Tai Tokerau iwi, environmental organisations and individuals have just over a week left to ask the Northland Regional Council to put the subject of genetically modified organisms back on the region's most important policy agenda.
Northland's largest Maori group, Te Runanga-a-iwi o Ngapuhi, says genetically modified organisms (GMOS) are "an affront" to Maori culture and values, and wants precautionary provisions in the Regional Policy Statement.
Ngapuhi hosted an open hui about the RPS this month where there was a unanimous call for the GMO topic to be included.
"GMOs are an affront to tikanga Maori and whakapapa, a breach of the Treaty of Waitangi and a threat to both the health and wellbeing of Maori, including the environment and conventional and organic agriculture," representative Percy Tipene said.
Iwi have joined GE Free Northland and other anti-GMO advocates in saying central Government's Hazardous Substances and New Organisms Act (HSNO) offers insufficient liability and that ratepayers could be left to pay to clean up GMO-related problems.
"There must be consistency similar to heritage management that has many protective layers," Abe Witana, Te Rarawa's Environmental Manager, said. "Leaving one agency as the sole protector and gatekeeper will fail not only Maori but all New Zealanders."
Nearly three years in the making, the Regional Policy Statement (RPS) sets out how natural and physical resources should be managed.
NRC staff along with a seven-member committee of regional councillors and political representatives from Northland's three district councils have worked together on the proposed RPS's development.
The RPS has to identify management issues concerning resources such as land, water, soil, minerals, plants, animals and structures.

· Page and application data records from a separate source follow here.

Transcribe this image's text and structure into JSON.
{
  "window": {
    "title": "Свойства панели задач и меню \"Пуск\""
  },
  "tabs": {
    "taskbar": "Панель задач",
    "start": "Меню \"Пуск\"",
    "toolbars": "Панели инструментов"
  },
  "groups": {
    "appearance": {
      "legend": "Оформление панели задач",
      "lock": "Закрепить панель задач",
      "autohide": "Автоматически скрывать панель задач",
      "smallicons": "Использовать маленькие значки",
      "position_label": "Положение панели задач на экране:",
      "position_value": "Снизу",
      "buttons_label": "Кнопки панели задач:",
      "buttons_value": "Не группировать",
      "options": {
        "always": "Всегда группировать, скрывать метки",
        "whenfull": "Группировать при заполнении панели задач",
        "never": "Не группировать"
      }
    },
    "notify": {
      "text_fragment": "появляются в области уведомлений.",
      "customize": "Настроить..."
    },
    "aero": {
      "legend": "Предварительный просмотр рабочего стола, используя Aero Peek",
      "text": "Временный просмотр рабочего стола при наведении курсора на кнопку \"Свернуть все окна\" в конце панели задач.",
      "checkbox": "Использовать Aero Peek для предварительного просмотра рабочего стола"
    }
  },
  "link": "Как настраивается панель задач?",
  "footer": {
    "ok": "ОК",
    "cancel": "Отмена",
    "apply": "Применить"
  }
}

It does not set the rules, but influences the district and regional plans that do specify how local resources must be managed.
Environmental groups, iwi and individuals have been highly critical that a precautionary stance to GMO has been omitted after more pre-proposal submissions were lodged about that subject than any other.

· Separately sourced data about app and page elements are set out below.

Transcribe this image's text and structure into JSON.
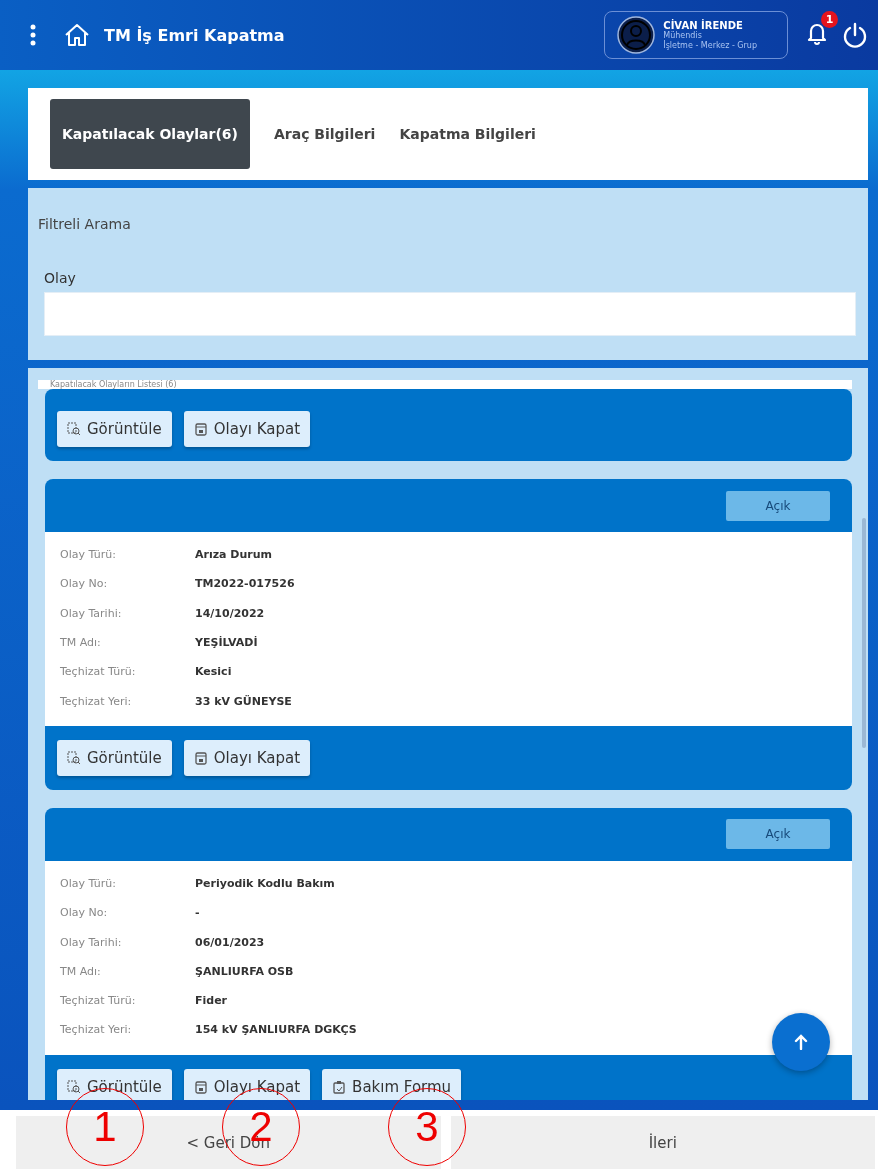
{
  "header": {
    "title": "TM İş Emri Kapatma",
    "user": {
      "name": "CİVAN İRENDE",
      "role": "Mühendis",
      "unit": "İşletme - Merkez - Grup"
    },
    "notifications": "1"
  },
  "tabs": [
    {
      "label": "Kapatılacak Olaylar(6)",
      "selected": true
    },
    {
      "label": "Araç Bilgileri",
      "selected": false
    },
    {
      "label": "Kapatma Bilgileri",
      "selected": false
    }
  ],
  "filter": {
    "title": "Filtreli Arama",
    "field_label": "Olay"
  },
  "list": {
    "title": "Kapatılacak Olayların Listesi (6)",
    "cards": [
      {
        "actions": [
          {
            "kind": "view",
            "label": "Görüntüle"
          },
          {
            "kind": "close",
            "label": "Olayı Kapat"
          }
        ]
      },
      {
        "status": "Açık",
        "fields": [
          {
            "label": "Olay Türü:",
            "value": "Arıza Durum"
          },
          {
            "label": "Olay No:",
            "value": "TM2022-017526"
          },
          {
            "label": "Olay Tarihi:",
            "value": "14/10/2022"
          },
          {
            "label": "TM Adı:",
            "value": "YEŞİLVADİ"
          },
          {
            "label": "Teçhizat Türü:",
            "value": "Kesici"
          },
          {
            "label": "Teçhizat Yeri:",
            "value": "33 kV GÜNEYSE"
          }
        ],
        "actions": [
          {
            "kind": "view",
            "label": "Görüntüle"
          },
          {
            "kind": "close",
            "label": "Olayı Kapat"
          }
        ]
      },
      {
        "status": "Açık",
        "fields": [
          {
            "label": "Olay Türü:",
            "value": "Periyodik Kodlu Bakım"
          },
          {
            "label": "Olay No:",
            "value": "-"
          },
          {
            "label": "Olay Tarihi:",
            "value": "06/01/2023"
          },
          {
            "label": "TM Adı:",
            "value": "ŞANLIURFA OSB"
          },
          {
            "label": "Teçhizat Türü:",
            "value": "Fider"
          },
          {
            "label": "Teçhizat Yeri:",
            "value": "154 kV ŞANLIURFA DGKÇS"
          }
        ],
        "actions": [
          {
            "kind": "view",
            "label": "Görüntüle"
          },
          {
            "kind": "close",
            "label": "Olayı Kapat"
          },
          {
            "kind": "form",
            "label": "Bakım Formu"
          }
        ]
      }
    ]
  },
  "footer": {
    "back": "< Geri Dön",
    "next": "İleri"
  },
  "annotations": [
    {
      "label": "1"
    },
    {
      "label": "2"
    },
    {
      "label": "3"
    }
  ]
}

The two-month submission period on the 164-page proposed policy, plus more than 1200 pages of supporting documentation and maps, closes at 5pm on December 3.

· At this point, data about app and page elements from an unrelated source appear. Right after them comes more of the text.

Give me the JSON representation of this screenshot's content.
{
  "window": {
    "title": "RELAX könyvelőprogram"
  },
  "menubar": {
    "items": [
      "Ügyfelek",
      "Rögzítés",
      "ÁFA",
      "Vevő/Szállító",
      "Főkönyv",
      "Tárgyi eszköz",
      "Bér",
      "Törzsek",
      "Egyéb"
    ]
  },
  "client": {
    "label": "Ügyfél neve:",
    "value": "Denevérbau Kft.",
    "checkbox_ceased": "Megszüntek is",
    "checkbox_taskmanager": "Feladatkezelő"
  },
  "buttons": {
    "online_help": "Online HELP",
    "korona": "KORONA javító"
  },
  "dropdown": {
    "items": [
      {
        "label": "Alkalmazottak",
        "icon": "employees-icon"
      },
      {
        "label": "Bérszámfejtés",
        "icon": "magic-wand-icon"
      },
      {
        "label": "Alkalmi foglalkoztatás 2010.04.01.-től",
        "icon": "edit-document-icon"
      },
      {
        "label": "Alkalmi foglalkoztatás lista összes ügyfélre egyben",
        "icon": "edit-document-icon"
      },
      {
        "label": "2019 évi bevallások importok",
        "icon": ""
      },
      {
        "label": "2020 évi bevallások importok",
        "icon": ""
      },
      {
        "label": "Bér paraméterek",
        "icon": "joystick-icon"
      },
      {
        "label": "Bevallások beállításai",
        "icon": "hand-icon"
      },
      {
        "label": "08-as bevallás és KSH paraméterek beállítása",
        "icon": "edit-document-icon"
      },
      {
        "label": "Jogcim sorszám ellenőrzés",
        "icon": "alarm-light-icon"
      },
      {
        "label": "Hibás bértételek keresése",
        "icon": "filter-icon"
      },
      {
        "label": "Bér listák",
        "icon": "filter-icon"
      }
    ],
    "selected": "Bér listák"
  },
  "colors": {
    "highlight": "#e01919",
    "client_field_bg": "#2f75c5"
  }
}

The draft and supporting documents are available online via www.nrc.govt.nz/newRPS. Submissions can be made online via: www.nrc.govt.nz/newRPS or by filling in a form and posting or faxing it to the regional council, or email firstname.lastname@example.org.